Bureau de Change 'elevates the humble brick' in this North London 'Step House'
Instead of the more expected glass structure, this innovative addition reimagines the conventional terraced-house extension, celebrating and elevating the humble brick. The brick’s inherent potential as a stackable module is maximised to create a more sculptural expression of the material.
Using bricks reclaimed from the fabric of the house, the extension exploits the rights of light diagram to create a staggered, extruded form that appears to melt away from the existing structure. This rhythmic stepping generated by the brick is echoed throughout the interior and is integrated in both the plan and section. Viewed from the terrace above, the form creates a striking silhouette – a feature rare in more straightforward additions.
The standard layout has been flipped, with the kitchen taking its new place at the front of the house – an often underused, forgotten space. Here, the original features of the house are retained, emphasised by dark colours and material tones. Moving onward, the spaces unfold in a sequence from dark to light – intensifying the bright, voluminous feel of the addition. In the centre, the dining room is marked by a change in floor treatment: narrow timber planks with aligned seams transition between the smooth concrete of the kitchen and the roughly-grained concrete of the extension. A light-well ensures the full depth of the plan is bright, and provides a moment of pause within the interior. Here, where faceted glass meets stepped brick, the geometry of the concept is accentuated.

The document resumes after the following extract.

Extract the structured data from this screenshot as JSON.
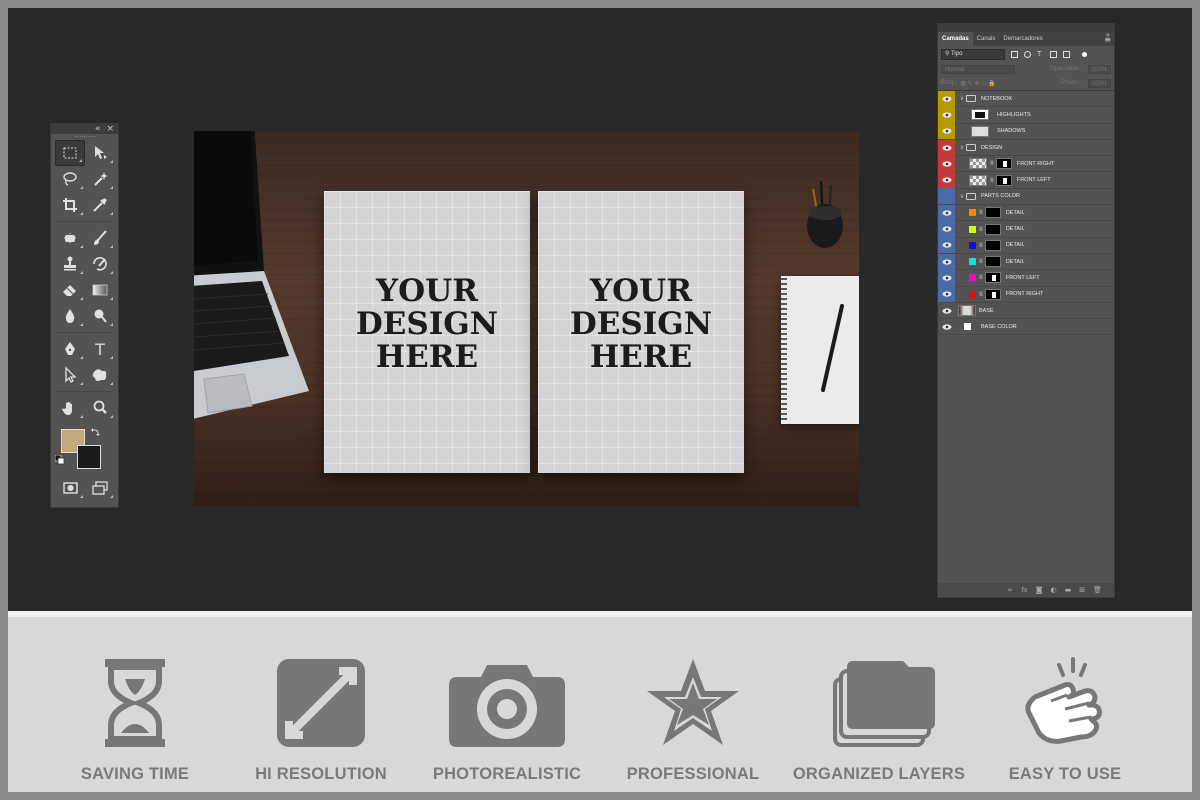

Working closely with the structural engineers, an entirely column-free space has been created in the extension, using laser-cut, double-direction stepped beams to support the first floor. The structure of the addition is integrated into the design from the start – working hand-in-hand to create the appearance of a first floor that is sunken into the extension.
The brick, left exposed inside and out, is celebrated in a way that respects the existing house while clearly departing from the traditional language of the historic architecture.